* PROBLEM TO SOLVE
Search the records below for the word "bell". Copy each line where it occurs.

* EXERCISE MATERIALS
>>>>

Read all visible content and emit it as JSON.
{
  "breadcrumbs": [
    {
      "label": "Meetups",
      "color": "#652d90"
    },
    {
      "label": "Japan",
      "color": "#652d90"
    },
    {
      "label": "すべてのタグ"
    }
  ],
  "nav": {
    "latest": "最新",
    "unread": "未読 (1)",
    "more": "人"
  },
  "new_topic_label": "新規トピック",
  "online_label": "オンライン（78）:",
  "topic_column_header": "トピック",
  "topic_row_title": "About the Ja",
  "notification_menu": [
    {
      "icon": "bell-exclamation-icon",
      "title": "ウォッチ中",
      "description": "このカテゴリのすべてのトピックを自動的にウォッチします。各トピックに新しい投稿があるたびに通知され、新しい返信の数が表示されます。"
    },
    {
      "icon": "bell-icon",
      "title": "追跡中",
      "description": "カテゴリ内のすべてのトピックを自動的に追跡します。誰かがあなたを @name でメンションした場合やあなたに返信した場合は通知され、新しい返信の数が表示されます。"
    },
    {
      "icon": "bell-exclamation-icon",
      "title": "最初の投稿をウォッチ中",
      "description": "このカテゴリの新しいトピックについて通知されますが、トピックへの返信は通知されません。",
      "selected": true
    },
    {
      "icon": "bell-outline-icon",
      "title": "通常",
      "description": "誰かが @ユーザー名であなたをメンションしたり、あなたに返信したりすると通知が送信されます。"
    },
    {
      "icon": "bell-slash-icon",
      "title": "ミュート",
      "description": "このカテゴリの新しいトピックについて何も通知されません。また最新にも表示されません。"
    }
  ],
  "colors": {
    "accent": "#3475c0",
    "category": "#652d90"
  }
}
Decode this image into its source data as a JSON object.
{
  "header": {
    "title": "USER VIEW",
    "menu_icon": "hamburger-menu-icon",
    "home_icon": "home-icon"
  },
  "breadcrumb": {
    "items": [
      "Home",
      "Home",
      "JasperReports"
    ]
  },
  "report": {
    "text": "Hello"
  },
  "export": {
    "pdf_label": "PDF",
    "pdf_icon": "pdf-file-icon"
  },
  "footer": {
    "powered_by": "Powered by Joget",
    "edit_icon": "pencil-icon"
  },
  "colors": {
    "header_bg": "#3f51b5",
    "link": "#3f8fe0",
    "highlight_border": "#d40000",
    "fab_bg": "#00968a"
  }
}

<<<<

* OUTPUT FOR THIS TASK
      "icon": "bell-exclamation-icon",
      "icon": "bell-icon",
      "icon": "bell-exclamation-icon",
      "icon": "bell-outline-icon",
      "icon": "bell-slash-icon",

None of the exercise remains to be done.